===== Records to process =====

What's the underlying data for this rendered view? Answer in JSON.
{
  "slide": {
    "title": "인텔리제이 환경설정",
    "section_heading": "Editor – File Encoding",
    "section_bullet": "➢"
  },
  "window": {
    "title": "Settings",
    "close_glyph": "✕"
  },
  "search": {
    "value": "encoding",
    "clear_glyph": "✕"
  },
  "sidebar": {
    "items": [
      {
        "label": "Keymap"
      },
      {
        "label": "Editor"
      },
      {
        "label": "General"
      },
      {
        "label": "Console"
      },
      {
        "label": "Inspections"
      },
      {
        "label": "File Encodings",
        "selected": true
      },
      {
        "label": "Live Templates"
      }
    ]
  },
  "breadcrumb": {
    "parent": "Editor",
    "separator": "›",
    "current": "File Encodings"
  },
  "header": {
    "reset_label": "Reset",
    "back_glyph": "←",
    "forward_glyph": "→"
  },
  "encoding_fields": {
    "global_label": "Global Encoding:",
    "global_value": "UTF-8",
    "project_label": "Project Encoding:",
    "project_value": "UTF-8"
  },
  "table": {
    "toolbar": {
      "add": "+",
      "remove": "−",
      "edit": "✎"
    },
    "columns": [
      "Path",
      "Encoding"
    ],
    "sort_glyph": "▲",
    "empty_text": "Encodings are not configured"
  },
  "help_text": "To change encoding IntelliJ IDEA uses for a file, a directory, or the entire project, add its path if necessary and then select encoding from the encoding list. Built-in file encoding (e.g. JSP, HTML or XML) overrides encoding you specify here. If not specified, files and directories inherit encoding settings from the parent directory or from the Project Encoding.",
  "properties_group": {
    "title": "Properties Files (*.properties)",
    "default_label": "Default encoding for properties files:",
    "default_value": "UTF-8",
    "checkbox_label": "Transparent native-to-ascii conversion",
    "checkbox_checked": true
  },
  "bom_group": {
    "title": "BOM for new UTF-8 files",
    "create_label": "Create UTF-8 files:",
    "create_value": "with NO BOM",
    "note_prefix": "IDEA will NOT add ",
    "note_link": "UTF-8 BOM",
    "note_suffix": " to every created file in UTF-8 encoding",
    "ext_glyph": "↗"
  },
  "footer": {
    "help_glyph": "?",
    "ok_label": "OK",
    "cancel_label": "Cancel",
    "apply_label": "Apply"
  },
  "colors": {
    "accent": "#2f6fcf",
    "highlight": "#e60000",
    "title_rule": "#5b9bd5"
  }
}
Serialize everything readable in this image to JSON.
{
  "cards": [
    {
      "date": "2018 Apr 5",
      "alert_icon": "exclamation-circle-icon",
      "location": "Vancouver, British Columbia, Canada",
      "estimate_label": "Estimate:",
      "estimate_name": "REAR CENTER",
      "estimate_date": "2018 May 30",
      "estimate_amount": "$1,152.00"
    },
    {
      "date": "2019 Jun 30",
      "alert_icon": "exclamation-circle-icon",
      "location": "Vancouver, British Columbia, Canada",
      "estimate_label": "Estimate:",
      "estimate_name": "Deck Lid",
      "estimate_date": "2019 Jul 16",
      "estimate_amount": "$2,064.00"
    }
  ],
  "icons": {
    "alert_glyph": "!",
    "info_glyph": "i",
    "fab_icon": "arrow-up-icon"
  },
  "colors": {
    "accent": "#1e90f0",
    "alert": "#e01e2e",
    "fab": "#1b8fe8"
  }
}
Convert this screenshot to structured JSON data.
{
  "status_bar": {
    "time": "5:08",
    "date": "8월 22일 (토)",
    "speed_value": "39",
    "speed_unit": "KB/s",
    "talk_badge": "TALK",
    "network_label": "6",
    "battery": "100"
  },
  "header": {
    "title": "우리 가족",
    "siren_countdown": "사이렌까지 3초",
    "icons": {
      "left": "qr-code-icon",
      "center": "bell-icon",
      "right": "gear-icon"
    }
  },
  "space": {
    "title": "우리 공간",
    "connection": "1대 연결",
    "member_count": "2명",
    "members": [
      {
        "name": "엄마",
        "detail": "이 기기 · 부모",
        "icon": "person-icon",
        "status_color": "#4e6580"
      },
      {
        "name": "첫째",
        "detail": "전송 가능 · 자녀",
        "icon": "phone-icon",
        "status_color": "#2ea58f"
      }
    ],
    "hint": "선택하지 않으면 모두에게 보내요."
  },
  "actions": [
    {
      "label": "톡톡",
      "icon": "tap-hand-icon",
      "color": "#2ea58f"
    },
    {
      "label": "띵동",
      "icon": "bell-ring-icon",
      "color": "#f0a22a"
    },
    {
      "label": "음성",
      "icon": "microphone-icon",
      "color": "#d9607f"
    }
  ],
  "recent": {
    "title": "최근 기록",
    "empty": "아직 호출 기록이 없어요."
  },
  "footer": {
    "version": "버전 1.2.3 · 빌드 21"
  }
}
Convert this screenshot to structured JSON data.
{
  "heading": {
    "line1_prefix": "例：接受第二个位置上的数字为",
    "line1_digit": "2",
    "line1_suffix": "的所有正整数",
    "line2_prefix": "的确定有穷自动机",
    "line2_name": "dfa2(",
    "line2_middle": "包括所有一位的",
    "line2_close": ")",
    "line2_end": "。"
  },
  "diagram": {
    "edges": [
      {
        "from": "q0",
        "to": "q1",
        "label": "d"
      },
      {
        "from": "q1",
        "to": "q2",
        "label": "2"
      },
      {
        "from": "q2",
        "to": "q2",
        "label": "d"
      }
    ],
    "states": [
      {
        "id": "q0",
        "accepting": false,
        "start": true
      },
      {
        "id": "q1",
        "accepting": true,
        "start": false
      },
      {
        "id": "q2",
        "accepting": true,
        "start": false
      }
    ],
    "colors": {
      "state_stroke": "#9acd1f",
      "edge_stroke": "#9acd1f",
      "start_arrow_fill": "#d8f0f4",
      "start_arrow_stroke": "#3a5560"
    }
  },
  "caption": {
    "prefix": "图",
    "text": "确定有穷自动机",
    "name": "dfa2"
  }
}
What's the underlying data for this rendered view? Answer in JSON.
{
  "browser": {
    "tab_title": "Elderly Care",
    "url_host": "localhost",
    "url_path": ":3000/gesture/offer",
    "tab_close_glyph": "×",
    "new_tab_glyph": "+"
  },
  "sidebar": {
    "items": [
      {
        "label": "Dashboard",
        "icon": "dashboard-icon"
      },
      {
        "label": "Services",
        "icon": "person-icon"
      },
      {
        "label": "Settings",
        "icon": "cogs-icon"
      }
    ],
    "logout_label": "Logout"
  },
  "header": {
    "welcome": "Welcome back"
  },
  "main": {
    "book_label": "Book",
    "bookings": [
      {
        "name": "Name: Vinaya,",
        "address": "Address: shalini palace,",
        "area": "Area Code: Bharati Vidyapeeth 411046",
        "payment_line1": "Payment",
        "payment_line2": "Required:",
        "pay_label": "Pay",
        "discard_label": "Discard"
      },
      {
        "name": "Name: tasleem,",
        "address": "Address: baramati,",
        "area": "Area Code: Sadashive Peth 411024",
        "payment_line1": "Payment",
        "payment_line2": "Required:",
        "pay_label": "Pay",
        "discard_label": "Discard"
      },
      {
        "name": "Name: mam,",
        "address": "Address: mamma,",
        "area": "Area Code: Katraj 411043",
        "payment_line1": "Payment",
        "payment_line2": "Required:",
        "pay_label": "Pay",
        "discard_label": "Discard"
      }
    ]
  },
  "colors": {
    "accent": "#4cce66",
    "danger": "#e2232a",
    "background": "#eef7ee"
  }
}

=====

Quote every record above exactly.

Exercise solution –
What's the underlying data for this rendered view? Answer in JSON.
{
  "slide": {
    "title": "인텔리제이 환경설정",
    "section_heading": "Editor – File Encoding",
    "section_bullet": "➢"
  },
  "window": {
    "title": "Settings",
    "close_glyph": "✕"
  },
  "search": {
    "value": "encoding",
    "clear_glyph": "✕"
  },
  "sidebar": {
    "items": [
      {
        "label": "Keymap"
      },
      {
        "label": "Editor"
      },
      {
        "label": "General"
      },
      {
        "label": "Console"
      },
      {
        "label": "Inspections"
      },
      {
        "label": "File Encodings",
        "selected": true
      },
      {
        "label": "Live Templates"
      }
    ]
  },
  "breadcrumb": {
    "parent": "Editor",
    "separator": "›",
    "current": "File Encodings"
  },
  "header": {
    "reset_label": "Reset",
    "back_glyph": "←",
    "forward_glyph": "→"
  },
  "encoding_fields": {
    "global_label": "Global Encoding:",
    "global_value": "UTF-8",
    "project_label": "Project Encoding:",
    "project_value": "UTF-8"
  },
  "table": {
    "toolbar": {
      "add": "+",
      "remove": "−",
      "edit": "✎"
    },
    "columns": [
      "Path",
      "Encoding"
    ],
    "sort_glyph": "▲",
    "empty_text": "Encodings are not configured"
  },
  "help_text": "To change encoding IntelliJ IDEA uses for a file, a directory, or the entire project, add its path if necessary and then select encoding from the encoding list. Built-in file encoding (e.g. JSP, HTML or XML) overrides encoding you specify here. If not specified, files and directories inherit encoding settings from the parent directory or from the Project Encoding.",
  "properties_group": {
    "title": "Properties Files (*.properties)",
    "default_label": "Default encoding for properties files:",
    "default_value": "UTF-8",
    "checkbox_label": "Transparent native-to-ascii conversion",
    "checkbox_checked": true
  },
  "bom_group": {
    "title": "BOM for new UTF-8 files",
    "create_label": "Create UTF-8 files:",
    "create_value": "with NO BOM",
    "note_prefix": "IDEA will NOT add ",
    "note_link": "UTF-8 BOM",
    "note_suffix": " to every created file in UTF-8 encoding",
    "ext_glyph": "↗"
  },
  "footer": {
    "help_glyph": "?",
    "ok_label": "OK",
    "cancel_label": "Cancel",
    "apply_label": "Apply"
  },
  "colors": {
    "accent": "#2f6fcf",
    "highlight": "#e60000",
    "title_rule": "#5b9bd5"
  }
}
Serialize everything readable in this image to JSON.
{
  "cards": [
    {
      "date": "2018 Apr 5",
      "alert_icon": "exclamation-circle-icon",
      "location": "Vancouver, British Columbia, Canada",
      "estimate_label": "Estimate:",
      "estimate_name": "REAR CENTER",
      "estimate_date": "2018 May 30",
      "estimate_amount": "$1,152.00"
    },
    {
      "date": "2019 Jun 30",
      "alert_icon": "exclamation-circle-icon",
      "location": "Vancouver, British Columbia, Canada",
      "estimate_label": "Estimate:",
      "estimate_name": "Deck Lid",
      "estimate_date": "2019 Jul 16",
      "estimate_amount": "$2,064.00"
    }
  ],
  "icons": {
    "alert_glyph": "!",
    "info_glyph": "i",
    "fab_icon": "arrow-up-icon"
  },
  "colors": {
    "accent": "#1e90f0",
    "alert": "#e01e2e",
    "fab": "#1b8fe8"
  }
}
Convert this screenshot to structured JSON data.
{
  "status_bar": {
    "time": "5:08",
    "date": "8월 22일 (토)",
    "speed_value": "39",
    "speed_unit": "KB/s",
    "talk_badge": "TALK",
    "network_label": "6",
    "battery": "100"
  },
  "header": {
    "title": "우리 가족",
    "siren_countdown": "사이렌까지 3초",
    "icons": {
      "left": "qr-code-icon",
      "center": "bell-icon",
      "right": "gear-icon"
    }
  },
  "space": {
    "title": "우리 공간",
    "connection": "1대 연결",
    "member_count": "2명",
    "members": [
      {
        "name": "엄마",
        "detail": "이 기기 · 부모",
        "icon": "person-icon",
        "status_color": "#4e6580"
      },
      {
        "name": "첫째",
        "detail": "전송 가능 · 자녀",
        "icon": "phone-icon",
        "status_color": "#2ea58f"
      }
    ],
    "hint": "선택하지 않으면 모두에게 보내요."
  },
  "actions": [
    {
      "label": "톡톡",
      "icon": "tap-hand-icon",
      "color": "#2ea58f"
    },
    {
      "label": "띵동",
      "icon": "bell-ring-icon",
      "color": "#f0a22a"
    },
    {
      "label": "음성",
      "icon": "microphone-icon",
      "color": "#d9607f"
    }
  ],
  "recent": {
    "title": "최근 기록",
    "empty": "아직 호출 기록이 없어요."
  },
  "footer": {
    "version": "버전 1.2.3 · 빌드 21"
  }
}
Convert this screenshot to structured JSON data.
{
  "heading": {
    "line1_prefix": "例：接受第二个位置上的数字为",
    "line1_digit": "2",
    "line1_suffix": "的所有正整数",
    "line2_prefix": "的确定有穷自动机",
    "line2_name": "dfa2(",
    "line2_middle": "包括所有一位的",
    "line2_close": ")",
    "line2_end": "。"
  },
  "diagram": {
    "edges": [
      {
        "from": "q0",
        "to": "q1",
        "label": "d"
      },
      {
        "from": "q1",
        "to": "q2",
        "label": "2"
      },
      {
        "from": "q2",
        "to": "q2",
        "label": "d"
      }
    ],
    "states": [
      {
        "id": "q0",
        "accepting": false,
        "start": true
      },
      {
        "id": "q1",
        "accepting": true,
        "start": false
      },
      {
        "id": "q2",
        "accepting": true,
        "start": false
      }
    ],
    "colors": {
      "state_stroke": "#9acd1f",
      "edge_stroke": "#9acd1f",
      "start_arrow_fill": "#d8f0f4",
      "start_arrow_stroke": "#3a5560"
    }
  },
  "caption": {
    "prefix": "图",
    "text": "确定有穷自动机",
    "name": "dfa2"
  }
}
What's the underlying data for this rendered view? Answer in JSON.
{
  "browser": {
    "tab_title": "Elderly Care",
    "url_host": "localhost",
    "url_path": ":3000/gesture/offer",
    "tab_close_glyph": "×",
    "new_tab_glyph": "+"
  },
  "sidebar": {
    "items": [
      {
        "label": "Dashboard",
        "icon": "dashboard-icon"
      },
      {
        "label": "Services",
        "icon": "person-icon"
      },
      {
        "label": "Settings",
        "icon": "cogs-icon"
      }
    ],
    "logout_label": "Logout"
  },
  "header": {
    "welcome": "Welcome back"
  },
  "main": {
    "book_label": "Book",
    "bookings": [
      {
        "name": "Name: Vinaya,",
        "address": "Address: shalini palace,",
        "area": "Area Code: Bharati Vidyapeeth 411046",
        "payment_line1": "Payment",
        "payment_line2": "Required:",
        "pay_label": "Pay",
        "discard_label": "Discard"
      },
      {
        "name": "Name: tasleem,",
        "address": "Address: baramati,",
        "area": "Area Code: Sadashive Peth 411024",
        "payment_line1": "Payment",
        "payment_line2": "Required:",
        "pay_label": "Pay",
        "discard_label": "Discard"
      },
      {
        "name": "Name: mam,",
        "address": "Address: mamma,",
        "area": "Area Code: Katraj 411043",
        "payment_line1": "Payment",
        "payment_line2": "Required:",
        "pay_label": "Pay",
        "discard_label": "Discard"
      }
    ]
  },
  "colors": {
    "accent": "#4cce66",
    "danger": "#e2232a",
    "background": "#eef7ee"
  }
}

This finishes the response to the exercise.